"We urge the HHS Office of Civil Rights to consider ways to develop a safe harbor for HIPAA covered entities that have shown, perhaps through a certification process, that they are in compliance with best practices in cybersecurity. ... A safe harbor would give covered entities clarity about the level of diligence they need to exercise, including when they agree to share and exchange protected health information with other systems/organizations through tools like health information exchanges, to avoid OCR enforcement when an attacker gains access," AHA wrote.
In addition, the AHA said that it supports devoting federal resources to developing and disseminating coordinated national defensive measures, both within government and the private sector; identifying and disrupting bad actors through law enforcement activities; increasing the consequences for those who commit cybercrimes; and identifying and supporting best practices by the private sector.
In its response to Warner, the American Medical Association emphasized four major points:
- Cybersecurity is a patient safety issue.
- Cyberattacks are inevitable and increasing.
- Physicians are interested in receiving tools and resources to assist them in their cybersecurity efforts.
- The increased focus on electronic health information exchange is "putting the entire health care ecosystem at risk."
The AMA wrote that technology has increased connectivity and collaboration in all facets of the healthcare delivery system. But the association noted that its members are concerned about how to securely share health information.
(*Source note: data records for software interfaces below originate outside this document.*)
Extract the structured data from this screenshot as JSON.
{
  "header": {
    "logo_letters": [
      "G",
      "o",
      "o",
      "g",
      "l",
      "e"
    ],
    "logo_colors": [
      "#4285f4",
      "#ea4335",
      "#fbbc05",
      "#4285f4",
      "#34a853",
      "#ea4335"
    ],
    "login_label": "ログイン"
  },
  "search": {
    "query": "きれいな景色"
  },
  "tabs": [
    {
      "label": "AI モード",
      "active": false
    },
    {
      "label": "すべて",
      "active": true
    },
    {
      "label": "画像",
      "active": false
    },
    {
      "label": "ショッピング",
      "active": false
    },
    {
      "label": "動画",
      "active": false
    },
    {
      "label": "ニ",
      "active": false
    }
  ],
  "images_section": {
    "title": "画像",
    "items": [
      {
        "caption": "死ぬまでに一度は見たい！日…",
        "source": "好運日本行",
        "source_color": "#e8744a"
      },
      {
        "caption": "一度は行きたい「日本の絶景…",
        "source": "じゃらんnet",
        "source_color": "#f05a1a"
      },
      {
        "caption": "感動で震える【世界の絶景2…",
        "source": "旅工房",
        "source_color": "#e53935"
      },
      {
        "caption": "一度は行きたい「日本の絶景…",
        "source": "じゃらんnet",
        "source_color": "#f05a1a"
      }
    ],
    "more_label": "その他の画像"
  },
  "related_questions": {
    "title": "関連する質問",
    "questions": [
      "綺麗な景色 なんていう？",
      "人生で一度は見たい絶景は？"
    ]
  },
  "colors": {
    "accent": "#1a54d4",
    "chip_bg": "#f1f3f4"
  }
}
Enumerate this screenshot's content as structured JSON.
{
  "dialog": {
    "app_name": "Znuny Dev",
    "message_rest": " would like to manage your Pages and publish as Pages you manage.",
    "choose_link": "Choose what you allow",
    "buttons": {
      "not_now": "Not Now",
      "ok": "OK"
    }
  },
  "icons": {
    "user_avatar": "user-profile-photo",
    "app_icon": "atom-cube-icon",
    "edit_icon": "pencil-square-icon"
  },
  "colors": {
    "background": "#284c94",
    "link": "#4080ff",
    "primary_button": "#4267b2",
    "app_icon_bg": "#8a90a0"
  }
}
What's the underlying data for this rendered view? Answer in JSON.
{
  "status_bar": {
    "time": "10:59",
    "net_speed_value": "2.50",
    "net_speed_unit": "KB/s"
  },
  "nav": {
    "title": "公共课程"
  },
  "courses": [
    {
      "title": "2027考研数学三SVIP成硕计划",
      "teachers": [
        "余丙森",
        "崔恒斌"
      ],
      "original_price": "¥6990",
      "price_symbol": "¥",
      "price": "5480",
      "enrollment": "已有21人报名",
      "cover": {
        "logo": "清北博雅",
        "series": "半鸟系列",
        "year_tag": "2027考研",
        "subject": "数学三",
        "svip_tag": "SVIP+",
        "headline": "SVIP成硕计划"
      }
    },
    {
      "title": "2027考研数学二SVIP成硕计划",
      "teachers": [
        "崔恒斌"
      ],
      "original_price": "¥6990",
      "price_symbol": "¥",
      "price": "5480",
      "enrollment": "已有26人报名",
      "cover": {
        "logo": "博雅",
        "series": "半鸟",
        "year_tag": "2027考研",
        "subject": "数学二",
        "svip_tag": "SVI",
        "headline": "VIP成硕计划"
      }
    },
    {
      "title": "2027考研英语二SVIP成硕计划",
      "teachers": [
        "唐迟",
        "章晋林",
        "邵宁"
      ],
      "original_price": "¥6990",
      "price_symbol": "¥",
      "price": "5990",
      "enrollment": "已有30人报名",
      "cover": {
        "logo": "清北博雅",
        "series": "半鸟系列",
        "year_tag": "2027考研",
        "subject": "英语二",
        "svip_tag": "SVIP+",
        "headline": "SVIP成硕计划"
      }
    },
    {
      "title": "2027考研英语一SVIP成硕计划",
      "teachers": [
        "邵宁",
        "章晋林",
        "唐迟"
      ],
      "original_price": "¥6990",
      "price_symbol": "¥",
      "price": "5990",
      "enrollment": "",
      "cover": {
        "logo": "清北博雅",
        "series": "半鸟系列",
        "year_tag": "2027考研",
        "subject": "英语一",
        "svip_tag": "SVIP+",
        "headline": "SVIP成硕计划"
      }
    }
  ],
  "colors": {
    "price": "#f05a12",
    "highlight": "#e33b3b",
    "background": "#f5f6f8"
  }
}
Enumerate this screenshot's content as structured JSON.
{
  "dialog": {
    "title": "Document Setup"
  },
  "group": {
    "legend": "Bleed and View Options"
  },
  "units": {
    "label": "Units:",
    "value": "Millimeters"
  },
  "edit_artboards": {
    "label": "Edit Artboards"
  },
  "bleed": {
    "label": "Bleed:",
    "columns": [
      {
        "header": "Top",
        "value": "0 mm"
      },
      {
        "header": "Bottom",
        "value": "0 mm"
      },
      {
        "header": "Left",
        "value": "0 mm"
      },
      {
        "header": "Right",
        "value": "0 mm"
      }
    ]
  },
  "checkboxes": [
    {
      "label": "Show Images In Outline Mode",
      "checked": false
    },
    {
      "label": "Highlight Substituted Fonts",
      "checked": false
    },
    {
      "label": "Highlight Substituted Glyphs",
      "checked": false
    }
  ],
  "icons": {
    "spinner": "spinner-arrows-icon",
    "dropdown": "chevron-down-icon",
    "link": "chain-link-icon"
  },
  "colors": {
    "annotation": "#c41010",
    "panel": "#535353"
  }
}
"This integration is increasingly important as the industry moves toward value-based care and provides more care outside the four walls of a bricks-and-mortar health care practice," AMA wrote.
Bill of Materials
The AMA also called for health IT vendors and medical device makers to offer more transparency about the cybersecurity of their products. That includes providing a bill of materials with their products.
A software bill of materials includes a list of components, such as equipment and software, in a given product and any known risks associated with those components "to enable healthcare providers to more quickly determine if they are impacted by a cybersecurity threat," the AMA said.
Other groups also noted in their responses to Warner the importance of having vendors provide a bill of materials for their products.
AdvaMed wrote that numerous industry associations and stakeholders are working to develop a standard format for a software bill of materials through a multistakeholder effort that is being led by the U.S. National Telecommunications Industry Association. Meanwhile, a revised Manufacturer Disclosure Statement for Medical Device Security standard is being developed by the Medical Imaging & Technology Alliance.
The Food and Drug Administration, in its latest draft update to its pre-market medical device cybersecurity guidance, also calls for manufacturers to provide a cybersecurity bill of materials with their products (see: FDA Calls for Cybersecurity Bill of Materials for Devices).